Thursday 23 February 2017

Doris Day

Today was Doris day.  60mph winds were forecast for Broadway, for 3 hours around noon. What would that mean to us, could we work, could we venture out on to the tall embankment at Childswickham?

Oh well, Que sera, sera....  we shall see. Nothing ventured, nothing gained. Let's go!

Dust was the first thing we noticed, it blew at right angles out of the dumper, each time a bucket full of ballast was dropped in it. At the end of the day, the adjacent embankment was all white with the stuff. Tricky to park you car too, avoiding any tress and the debris they generate (or maybe even a whole tree!)

Here's the opening shot of the day. A load is just going over Childswickham Road bridge, its mission: to reach the 'head of ballast', now not so far way in the distance.

This picture does not tell you the strength of the wind though. Emerging over the bridge onto the tall embankment, there was a fierce blow from right to left, causing some worried glances at the field far below. It is a long way down. We got there OK though, the issue was more a personal one, because as soon as we got off to rearrange the Terram, it tried to blow you over. Doris even ripped at my glasses at one point, but it was a fun challenge. The tricky bit was to roll out the Terram and keep it in place. Eventually a shovel borrowed from Steve did the trick. Roll it out for a yard, throw a shovel full of ballast on the windy side. It only had to stay in place until the 6 tons of ballast had been dropped on to it, the wind couldn't shift that!

More billowing down below in the car park, but in the afternoon the sun came out, which made things a bit more friendly, but it was still like driving through a sandstorm.

In fact we never saw any rain today, what a strange storm. Powerful, but dry. For us, anyway.

The sun came out and allowed some pretty photographs, like this one. But the clouds continued to skid across the sky above.
This picture was taken while turning the dumper, so you can see that the proximity of the ex Laverton Loop rail is starting to interfere with that manoeuvre. But that's good news, isn't it?

Despite Doris, we had a fine day, allowing for the traditional dumper puncture first thing in the morning. A van soon came and mended it - a screw was found in the tyre.
Notice in the picture the row of dark little piles on the left. This is how we kept the Terram down. No rows on the right, that's the lee side, nothing required here.

Initially we were only going to ballast up to the rail, but now we've been asked to go all the way up to the bridge, so that's probably another day's work. The next roll of Terram is also almost used up again - that's another 100yds done.
This is one of the last loads of the day. We are now next to the rail from Laverton, another milestone to which we have been looking forward.

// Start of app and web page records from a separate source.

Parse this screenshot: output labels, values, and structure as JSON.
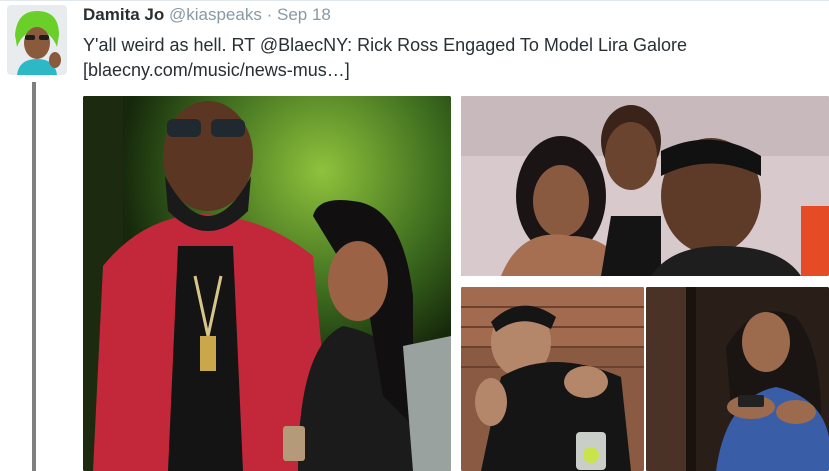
{
  "tweet": {
    "display_name": "Damita Jo",
    "handle": "@kiaspeaks",
    "separator": "·",
    "date": "Sep 18",
    "text_line1": "Y'all weird as hell. RT @BlaecNY: Rick Ross Engaged To Model Lira Galore",
    "text_line2": "[blaecny.com/music/news-mus…]"
  },
  "icons": {
    "avatar": "user-avatar",
    "thread": "thread-connector-line"
  }
}
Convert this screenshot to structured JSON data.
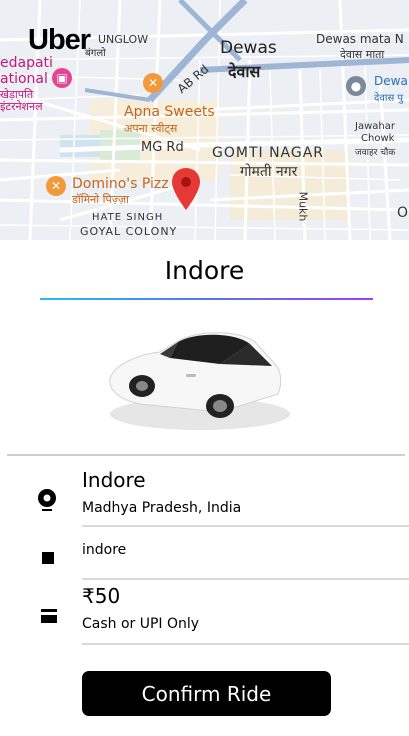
{
  "app": {
    "logo": "Uber"
  },
  "map": {
    "labels": {
      "bunglow": "UNGLOW",
      "bunglow_hi": "बंगलो",
      "edapati": "edapati",
      "national": "ational",
      "edapati_hi": "खेड़ापति",
      "international_hi": "इंटरनेशनल",
      "dewas": "Dewas",
      "dewas_hi": "देवास",
      "dewas_mata": "Dewas mata N",
      "dewas_mata_hi": "देवास माता",
      "dewas2": "Dewa",
      "dewas2_hi": "देवास पु",
      "ab_rd": "AB Rd",
      "apna_sweets": "Apna Sweets",
      "apna_sweets_hi": "अपना स्वीट्स",
      "mg_rd": "MG Rd",
      "gomti_nagar": "GOMTI NAGAR",
      "gomti_nagar_hi": "गोमती नगर",
      "jawahar": "Jawahar",
      "chowk": "Chowk",
      "jawahar_hi": "जवाहर चौक",
      "dominos": "Domino's Pizz",
      "dominos_hi": "डॉमिनो पिज़्ज़ा",
      "hate_singh": "HATE SINGH",
      "goyal_colony": "GOYAL COLONY",
      "mukherjee": "Mukh",
      "ne": "O"
    },
    "colors": {
      "background": "#eceff3",
      "road": "#ffffff",
      "major_road": "#9fb5d6",
      "pin": "#e53935",
      "poi": "#f29a3a",
      "poi_pink": "#e84393"
    }
  },
  "ride": {
    "title": "Indore",
    "pickup": {
      "name": "Indore",
      "region": "Madhya Pradesh, India"
    },
    "destination": {
      "name": "indore"
    },
    "fare": {
      "amount": "₹50",
      "note": "Cash or UPI Only"
    },
    "confirm_label": "Confirm Ride"
  },
  "icons": {
    "pickup": "location-pin-icon",
    "destination": "square-stop-icon",
    "payment": "cash-icon"
  },
  "theme": {
    "accent_gradient": [
      "#22c4e6",
      "#4d7cf0",
      "#9f3ef0"
    ],
    "button": "#000000"
  }
}
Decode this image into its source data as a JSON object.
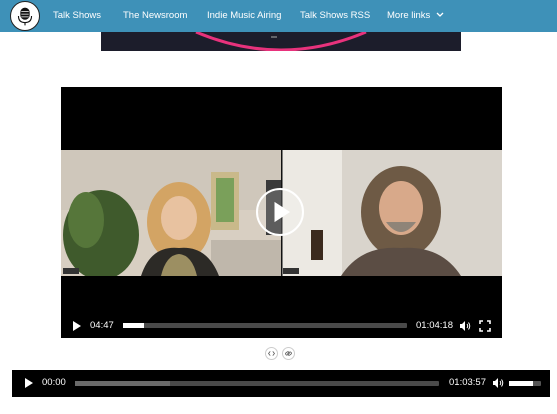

After the final load today, one last look at the worksite. It's straight into the setting sun, so it's a bit black & white. The rail is stacked in 4 piles, one behind the other, and we have started tipping next to the second pile.

Tomorrow we should complete up to the bridge. Then we have to go back over what we have already laid and tip additional loads here and there where the levelling by Steve in the JCB has revealed low spots. We'd rather tip a bit less than a bit more intially, as ballast is expensive and we don't want to waste it. It needs to be just thick enough for the tamper tynes not to reach through to the Terram from above.

Once this job is finished, we shall leapfrog the goods shed area (subject to forthcoming embankment works) and go to Springfield Lane, where a large trackbed area needs raising before the first yards of track can be laid on it. All this will need dumpering in, so will it be 'Dusty' Springfield?


  1. That 11kV line looks a bit low in a couple of your pics. Need to take care with the back hoe on that bit, I think!

  2. We are well aware of the power line. It is much higher than it looks in the picture, and well above anything we could possibly reach out to it.

  3. what wonderful progress. Shame about the state of the embankment near the goods shed but I'm sure it can be overcome. The sunshine makes everything look SO much better, especially when you are sat in the warm on your sofa with the central heating ticking over nicely. BTW, we have had our own problems down here in St Blazey. The GWRSA club had sprung a leak in the roof occasioning re-slating of the whole roof. Now that's a job I would not fancy with the high winds we've suffered today. Hats off to the roofers and to you too. Regards, Paul.

  4. Excellent progress!.Dispite the winds!.I'll look forward to seeing ballast,and later,track,down, on the Broadway station,cameras!. Regards. Anthony.

  5. Yes it would be great to see this on the camera when track laying starts .
    can't wait for to start, getting excited at the thought of seeing tracks at Broadway,
    Paul & Marion.